REQUIRED WORK: From the data below, copy each line that includes the word "creator".

THE INPUT:
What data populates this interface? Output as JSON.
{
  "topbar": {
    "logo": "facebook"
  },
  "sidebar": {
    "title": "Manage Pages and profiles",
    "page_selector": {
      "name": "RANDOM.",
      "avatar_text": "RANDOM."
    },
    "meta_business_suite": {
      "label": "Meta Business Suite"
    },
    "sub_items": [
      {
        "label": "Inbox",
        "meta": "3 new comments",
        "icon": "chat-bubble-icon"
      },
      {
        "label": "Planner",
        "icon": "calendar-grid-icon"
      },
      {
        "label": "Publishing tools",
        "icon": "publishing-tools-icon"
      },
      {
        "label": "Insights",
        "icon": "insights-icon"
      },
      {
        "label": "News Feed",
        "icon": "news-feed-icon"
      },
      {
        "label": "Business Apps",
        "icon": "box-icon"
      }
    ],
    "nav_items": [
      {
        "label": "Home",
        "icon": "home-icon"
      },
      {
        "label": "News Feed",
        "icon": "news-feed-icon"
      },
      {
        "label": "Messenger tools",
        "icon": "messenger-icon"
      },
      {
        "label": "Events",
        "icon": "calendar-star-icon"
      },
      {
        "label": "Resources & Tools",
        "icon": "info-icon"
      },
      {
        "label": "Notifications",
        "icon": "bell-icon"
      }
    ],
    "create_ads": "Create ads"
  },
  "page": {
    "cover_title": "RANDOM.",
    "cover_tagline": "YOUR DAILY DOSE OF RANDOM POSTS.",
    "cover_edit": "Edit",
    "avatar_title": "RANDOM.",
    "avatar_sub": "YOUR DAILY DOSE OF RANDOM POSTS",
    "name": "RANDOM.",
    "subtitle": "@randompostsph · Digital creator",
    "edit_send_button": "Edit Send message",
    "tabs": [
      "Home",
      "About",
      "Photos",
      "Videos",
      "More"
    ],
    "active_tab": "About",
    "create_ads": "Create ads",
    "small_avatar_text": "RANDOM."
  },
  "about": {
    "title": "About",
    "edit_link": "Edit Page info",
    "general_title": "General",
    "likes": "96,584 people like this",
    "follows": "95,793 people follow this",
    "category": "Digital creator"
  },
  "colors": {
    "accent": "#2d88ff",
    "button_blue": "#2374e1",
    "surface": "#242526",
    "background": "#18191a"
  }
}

RESULT OF THIS TASK:
    "subtitle": "@randompostsph · Digital creator",
    "category": "Digital creator"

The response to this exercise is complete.